■ THE TASK
Look through the records and copy each line with the string "Ideas" in it.
• • • • •
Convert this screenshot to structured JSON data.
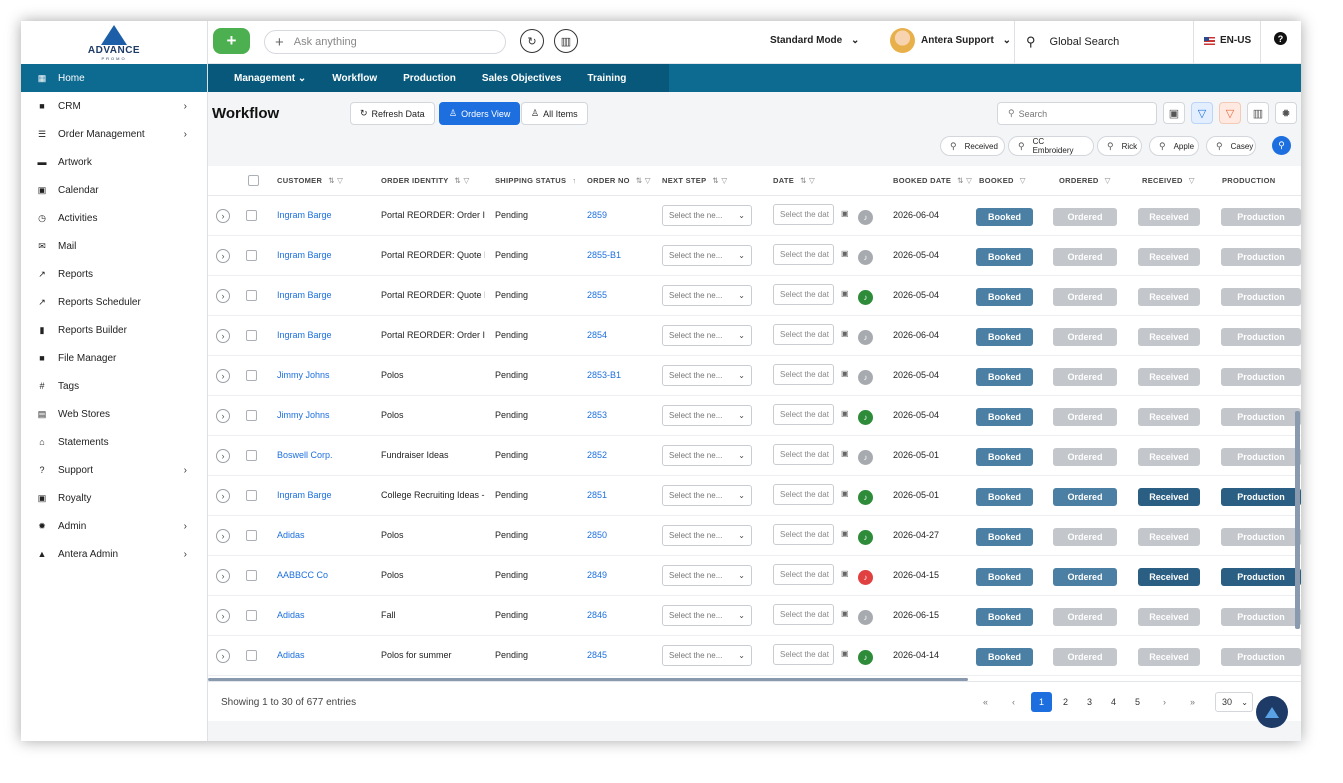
{
  "brand": {
    "logo_text": "ADVANCE",
    "logo_sub": "PROMO"
  },
  "sidebar": {
    "items": [
      {
        "label": "Home",
        "icon": "grid-icon",
        "glyph": "▦",
        "arrow": false,
        "active": true
      },
      {
        "label": "CRM",
        "icon": "briefcase-icon",
        "glyph": "■",
        "arrow": true
      },
      {
        "label": "Order Management",
        "icon": "list-icon",
        "glyph": "☰",
        "arrow": true
      },
      {
        "label": "Artwork",
        "icon": "artwork-icon",
        "glyph": "▬",
        "arrow": false
      },
      {
        "label": "Calendar",
        "icon": "calendar-icon",
        "glyph": "▣",
        "arrow": false
      },
      {
        "label": "Activities",
        "icon": "clock-icon",
        "glyph": "◷",
        "arrow": false
      },
      {
        "label": "Mail",
        "icon": "mail-icon",
        "glyph": "✉",
        "arrow": false
      },
      {
        "label": "Reports",
        "icon": "trend-icon",
        "glyph": "↗",
        "arrow": false
      },
      {
        "label": "Reports Scheduler",
        "icon": "trend-icon",
        "glyph": "↗",
        "arrow": false
      },
      {
        "label": "Reports Builder",
        "icon": "bar-chart-icon",
        "glyph": "▮",
        "arrow": false
      },
      {
        "label": "File Manager",
        "icon": "folder-icon",
        "glyph": "■",
        "arrow": false
      },
      {
        "label": "Tags",
        "icon": "hash-icon",
        "glyph": "#",
        "arrow": false
      },
      {
        "label": "Web Stores",
        "icon": "store-icon",
        "glyph": "▤",
        "arrow": false
      },
      {
        "label": "Statements",
        "icon": "bank-icon",
        "glyph": "⌂",
        "arrow": false
      },
      {
        "label": "Support",
        "icon": "help-circle-icon",
        "glyph": "?",
        "arrow": true
      },
      {
        "label": "Royalty",
        "icon": "calendar-icon",
        "glyph": "▣",
        "arrow": false
      },
      {
        "label": "Admin",
        "icon": "gear-icon",
        "glyph": "✹",
        "arrow": true
      },
      {
        "label": "Antera Admin",
        "icon": "lock-icon",
        "glyph": "▲",
        "arrow": true
      }
    ]
  },
  "topbar": {
    "ask_placeholder": "Ask anything",
    "mode": "Standard Mode",
    "user": "Antera Support",
    "global_search": "Global Search",
    "lang": "EN-US",
    "help": "?"
  },
  "nav": {
    "items": [
      "Management",
      "Workflow",
      "Production",
      "Sales Objectives",
      "Training"
    ]
  },
  "page": {
    "title": "Workflow",
    "refresh": "Refresh Data",
    "orders_view": "Orders View",
    "all_items": "All Items",
    "search_placeholder": "Search"
  },
  "chips": [
    "Received",
    "CC Embroidery",
    "Rick",
    "Apple",
    "Casey"
  ],
  "table": {
    "columns": [
      "CUSTOMER",
      "ORDER IDENTITY",
      "SHIPPING STATUS",
      "ORDER NO",
      "NEXT STEP",
      "DATE",
      "BOOKED DATE",
      "BOOKED",
      "ORDERED",
      "RECEIVED",
      "PRODUCTION"
    ],
    "next_step_placeholder": "Select the ne...",
    "date_placeholder": "Select the dat",
    "status_labels": {
      "booked": "Booked",
      "ordered": "Ordered",
      "received": "Received",
      "production": "Production"
    },
    "rows": [
      {
        "customer": "Ingram Barge",
        "identity": "Portal REORDER: Order Id",
        "shipping": "Pending",
        "order_no": "2859",
        "bell": "grey",
        "booked_date": "2026-06-04",
        "ordered": false,
        "received": false,
        "production": false
      },
      {
        "customer": "Ingram Barge",
        "identity": "Portal REORDER: Quote Ic",
        "shipping": "Pending",
        "order_no": "2855-B1",
        "bell": "grey",
        "booked_date": "2026-05-04",
        "ordered": false,
        "received": false,
        "production": false
      },
      {
        "customer": "Ingram Barge",
        "identity": "Portal REORDER: Quote Ic",
        "shipping": "Pending",
        "order_no": "2855",
        "bell": "green",
        "booked_date": "2026-05-04",
        "ordered": false,
        "received": false,
        "production": false
      },
      {
        "customer": "Ingram Barge",
        "identity": "Portal REORDER: Order Id",
        "shipping": "Pending",
        "order_no": "2854",
        "bell": "grey",
        "booked_date": "2026-06-04",
        "ordered": false,
        "received": false,
        "production": false
      },
      {
        "customer": "Jimmy Johns",
        "identity": "Polos",
        "shipping": "Pending",
        "order_no": "2853-B1",
        "bell": "grey",
        "booked_date": "2026-05-04",
        "ordered": false,
        "received": false,
        "production": false
      },
      {
        "customer": "Jimmy Johns",
        "identity": "Polos",
        "shipping": "Pending",
        "order_no": "2853",
        "bell": "green",
        "booked_date": "2026-05-04",
        "ordered": false,
        "received": false,
        "production": false
      },
      {
        "customer": "Boswell Corp.",
        "identity": "Fundraiser Ideas",
        "shipping": "Pending",
        "order_no": "2852",
        "bell": "grey",
        "booked_date": "2026-05-01",
        "ordered": false,
        "received": false,
        "production": false
      },
      {
        "customer": "Ingram Barge",
        "identity": "College Recruiting Ideas -",
        "shipping": "Pending",
        "order_no": "2851",
        "bell": "green",
        "booked_date": "2026-05-01",
        "ordered": true,
        "received": true,
        "production": true
      },
      {
        "customer": "Adidas",
        "identity": "Polos",
        "shipping": "Pending",
        "order_no": "2850",
        "bell": "green",
        "booked_date": "2026-04-27",
        "ordered": false,
        "received": false,
        "production": false
      },
      {
        "customer": "AABBCC Co",
        "identity": "Polos",
        "shipping": "Pending",
        "order_no": "2849",
        "bell": "red",
        "booked_date": "2026-04-15",
        "ordered": true,
        "received": true,
        "production": true
      },
      {
        "customer": "Adidas",
        "identity": "Fall",
        "shipping": "Pending",
        "order_no": "2846",
        "bell": "grey",
        "booked_date": "2026-06-15",
        "ordered": false,
        "received": false,
        "production": false
      },
      {
        "customer": "Adidas",
        "identity": "Polos for summer",
        "shipping": "Pending",
        "order_no": "2845",
        "bell": "green",
        "booked_date": "2026-04-14",
        "ordered": false,
        "received": false,
        "production": false
      }
    ]
  },
  "footer": {
    "entries": "Showing 1 to 30 of 677 entries",
    "pages": [
      "1",
      "2",
      "3",
      "4",
      "5"
    ],
    "first": "«",
    "prev": "‹",
    "next": "›",
    "last": "»",
    "per_page": "30"
  },
  "colors": {
    "nav": "#0d6a91",
    "primary": "#1d6fe0",
    "plus": "#4caf50",
    "booked": "#4b7fa3",
    "inactive": "#c3c6ca"
  }
}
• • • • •
■ TASK RESPONSE
        "identity": "Fundraiser Ideas",
        "identity": "College Recruiting Ideas -",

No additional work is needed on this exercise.